**TASK DIRECTIONS**
How many lines in the records below contain the string "icon"? Answer with the number alone.

**TASK DATA**
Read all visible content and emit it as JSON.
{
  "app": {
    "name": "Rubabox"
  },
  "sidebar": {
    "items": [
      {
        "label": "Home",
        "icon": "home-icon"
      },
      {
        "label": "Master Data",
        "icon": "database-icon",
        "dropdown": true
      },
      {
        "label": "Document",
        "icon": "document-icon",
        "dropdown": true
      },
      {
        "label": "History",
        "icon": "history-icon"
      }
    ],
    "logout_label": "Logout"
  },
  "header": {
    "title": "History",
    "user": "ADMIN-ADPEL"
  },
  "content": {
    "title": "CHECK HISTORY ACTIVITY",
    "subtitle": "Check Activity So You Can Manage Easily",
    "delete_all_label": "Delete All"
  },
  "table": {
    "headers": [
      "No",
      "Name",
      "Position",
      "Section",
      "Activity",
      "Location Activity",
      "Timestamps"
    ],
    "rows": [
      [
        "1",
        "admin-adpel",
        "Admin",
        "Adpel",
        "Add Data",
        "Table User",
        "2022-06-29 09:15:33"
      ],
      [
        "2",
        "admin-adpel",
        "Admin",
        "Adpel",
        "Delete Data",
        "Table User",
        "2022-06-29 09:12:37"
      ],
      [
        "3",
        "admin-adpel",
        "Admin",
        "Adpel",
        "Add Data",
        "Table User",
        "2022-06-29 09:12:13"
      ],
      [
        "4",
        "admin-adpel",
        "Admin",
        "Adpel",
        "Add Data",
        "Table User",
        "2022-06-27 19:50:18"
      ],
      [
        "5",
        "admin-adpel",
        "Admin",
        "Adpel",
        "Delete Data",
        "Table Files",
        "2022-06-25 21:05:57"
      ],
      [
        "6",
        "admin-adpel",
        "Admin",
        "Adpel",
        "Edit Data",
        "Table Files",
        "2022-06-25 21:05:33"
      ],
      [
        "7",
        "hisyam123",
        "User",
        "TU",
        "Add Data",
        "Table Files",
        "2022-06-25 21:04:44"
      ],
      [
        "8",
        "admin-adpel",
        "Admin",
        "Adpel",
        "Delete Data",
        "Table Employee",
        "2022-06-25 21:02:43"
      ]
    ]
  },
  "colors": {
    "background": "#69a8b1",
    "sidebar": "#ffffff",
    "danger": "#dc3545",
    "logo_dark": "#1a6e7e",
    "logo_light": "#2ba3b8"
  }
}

**RESPONSE BOX**
4